- the total sum of GST/HST charged
- information on which goods are subject to GST and which are subject to HST
- the business number of the supplier or facilitator.
For bills exceeding $500, all the above information, and:
- name, trading name, or authorized agent or representative’s name;
- an explanation of the products and services
- the terms of payment.
It does not matter how the documentation is collected. Therefore, these documents can be acquired from oral or electronic communication. Additionally, there is no requirement that the documentation is issued or signed by the good or service provider. The Tax Court of Canada has ruled that computerized record-keeping created by the receiver meets the documentation requirements for the ITC.
It is critical for a company to have sufficient evidence to back up its claims, as the CRA may want to examine these records during a tax reassessment. If the company cannot submit appropriate paperwork when the CRA requests it, the ITC claims may be denied, resulting in a huge tax bill and possible interest and penalty charges. It is best to keep detailed records and have the essential papers on hand.
Businesses generally have four years to claim input tax credits. Some financial institutions and large enterprises are limited to claiming input tax credits for only two years.
GST/HST input tax credit claims are typically claimed on the return for the reporting period during which the purchases were made. However, if an input tax credit was not claimed on that return, it may be included on a successive return if it is filed before the due date of the return for the final reporting period that ends within four years after the end of the reporting period in which the input tax credit might have been claimed for the first time. Please note that the due date and timing calculations can be cumbersome, and care should be taken when claims are being made close to the expiration of the limit.

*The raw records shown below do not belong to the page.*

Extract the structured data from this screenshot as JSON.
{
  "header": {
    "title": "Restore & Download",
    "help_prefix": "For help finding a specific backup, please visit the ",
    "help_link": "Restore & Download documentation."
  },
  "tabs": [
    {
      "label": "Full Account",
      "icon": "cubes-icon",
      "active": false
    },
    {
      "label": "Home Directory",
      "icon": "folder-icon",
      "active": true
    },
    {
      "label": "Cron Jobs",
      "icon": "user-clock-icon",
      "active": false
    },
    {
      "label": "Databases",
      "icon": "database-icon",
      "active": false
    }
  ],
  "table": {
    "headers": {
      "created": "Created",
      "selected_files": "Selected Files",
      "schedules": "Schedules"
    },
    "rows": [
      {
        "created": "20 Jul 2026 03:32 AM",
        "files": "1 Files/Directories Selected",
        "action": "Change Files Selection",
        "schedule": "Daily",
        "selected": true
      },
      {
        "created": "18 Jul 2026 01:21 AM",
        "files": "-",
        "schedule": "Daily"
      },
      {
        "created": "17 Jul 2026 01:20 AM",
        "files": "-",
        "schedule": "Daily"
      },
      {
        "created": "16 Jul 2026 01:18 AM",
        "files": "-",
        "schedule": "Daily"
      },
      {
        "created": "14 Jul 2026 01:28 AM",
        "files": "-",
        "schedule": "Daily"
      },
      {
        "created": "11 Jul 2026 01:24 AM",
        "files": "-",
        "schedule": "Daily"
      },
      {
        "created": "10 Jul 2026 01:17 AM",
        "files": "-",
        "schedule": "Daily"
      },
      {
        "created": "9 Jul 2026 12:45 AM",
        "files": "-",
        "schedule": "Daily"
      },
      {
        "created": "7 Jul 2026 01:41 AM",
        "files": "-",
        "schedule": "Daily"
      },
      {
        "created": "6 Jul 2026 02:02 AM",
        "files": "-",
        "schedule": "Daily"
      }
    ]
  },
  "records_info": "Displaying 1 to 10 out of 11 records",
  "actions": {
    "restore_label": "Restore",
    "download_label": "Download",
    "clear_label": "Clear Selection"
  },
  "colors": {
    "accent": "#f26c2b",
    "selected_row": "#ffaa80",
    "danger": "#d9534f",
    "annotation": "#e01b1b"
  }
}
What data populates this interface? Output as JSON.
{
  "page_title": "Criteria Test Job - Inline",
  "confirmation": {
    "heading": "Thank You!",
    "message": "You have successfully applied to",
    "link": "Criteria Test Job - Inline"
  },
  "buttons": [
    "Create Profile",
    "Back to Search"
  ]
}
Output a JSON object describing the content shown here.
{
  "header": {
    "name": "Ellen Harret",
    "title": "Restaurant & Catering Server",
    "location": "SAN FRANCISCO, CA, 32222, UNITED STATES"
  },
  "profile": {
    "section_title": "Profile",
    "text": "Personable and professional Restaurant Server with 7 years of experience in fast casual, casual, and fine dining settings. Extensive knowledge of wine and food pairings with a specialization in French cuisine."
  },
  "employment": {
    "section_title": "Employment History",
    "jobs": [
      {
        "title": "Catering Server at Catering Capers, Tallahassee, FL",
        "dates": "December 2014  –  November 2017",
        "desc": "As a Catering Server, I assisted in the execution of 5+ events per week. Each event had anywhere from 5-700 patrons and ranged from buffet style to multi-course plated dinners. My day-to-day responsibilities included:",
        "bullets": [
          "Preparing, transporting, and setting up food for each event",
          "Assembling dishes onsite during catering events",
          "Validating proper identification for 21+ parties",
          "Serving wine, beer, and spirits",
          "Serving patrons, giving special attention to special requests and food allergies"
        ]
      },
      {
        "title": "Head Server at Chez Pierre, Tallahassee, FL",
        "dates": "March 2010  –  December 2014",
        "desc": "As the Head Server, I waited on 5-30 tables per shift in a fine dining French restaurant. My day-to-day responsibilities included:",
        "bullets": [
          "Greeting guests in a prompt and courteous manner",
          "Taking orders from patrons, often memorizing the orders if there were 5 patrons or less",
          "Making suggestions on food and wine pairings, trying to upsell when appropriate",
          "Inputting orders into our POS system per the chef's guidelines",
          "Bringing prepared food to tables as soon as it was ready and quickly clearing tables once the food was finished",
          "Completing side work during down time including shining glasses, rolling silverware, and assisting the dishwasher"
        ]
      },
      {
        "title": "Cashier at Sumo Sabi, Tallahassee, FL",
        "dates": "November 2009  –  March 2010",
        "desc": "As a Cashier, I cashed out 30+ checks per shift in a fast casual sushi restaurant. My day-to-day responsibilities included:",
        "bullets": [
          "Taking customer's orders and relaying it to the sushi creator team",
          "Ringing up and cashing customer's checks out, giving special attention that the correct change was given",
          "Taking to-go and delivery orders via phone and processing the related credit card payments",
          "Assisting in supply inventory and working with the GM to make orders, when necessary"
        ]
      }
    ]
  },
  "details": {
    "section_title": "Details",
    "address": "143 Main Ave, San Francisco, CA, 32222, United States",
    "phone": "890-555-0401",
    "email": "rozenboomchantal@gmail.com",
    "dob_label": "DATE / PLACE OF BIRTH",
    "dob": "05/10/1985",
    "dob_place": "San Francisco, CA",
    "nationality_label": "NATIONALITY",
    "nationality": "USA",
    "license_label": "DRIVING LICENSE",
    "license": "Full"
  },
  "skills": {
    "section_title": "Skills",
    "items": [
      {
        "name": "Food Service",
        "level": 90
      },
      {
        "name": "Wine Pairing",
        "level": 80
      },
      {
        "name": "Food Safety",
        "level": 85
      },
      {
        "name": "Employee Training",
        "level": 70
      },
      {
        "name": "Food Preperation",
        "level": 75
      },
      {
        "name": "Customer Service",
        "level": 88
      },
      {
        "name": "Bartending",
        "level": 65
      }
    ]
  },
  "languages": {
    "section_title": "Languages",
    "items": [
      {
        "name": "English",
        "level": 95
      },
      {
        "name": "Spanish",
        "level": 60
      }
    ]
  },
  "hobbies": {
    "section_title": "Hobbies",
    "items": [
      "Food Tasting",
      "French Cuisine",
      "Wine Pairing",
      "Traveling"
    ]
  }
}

Canadian Tax Attorney for Claiming GST/HST ITC
If your business is struggling to identify all eligible input tax credits, or is facing a tax reassessment from the CRA, you can partner with a professional tax team to analyze your circumstances, decide the best course of action, to protect your ITC claims. Our legal team can speak and negotiate on your behalf with the Canadian Revenue Agency. Working with a lawyer can help you through the CRA’s often complicated and perplexing processes and procedures. Call Jeremy Scott Law at (902) 403-7201 to talk about your HST/GST input tax credit claim.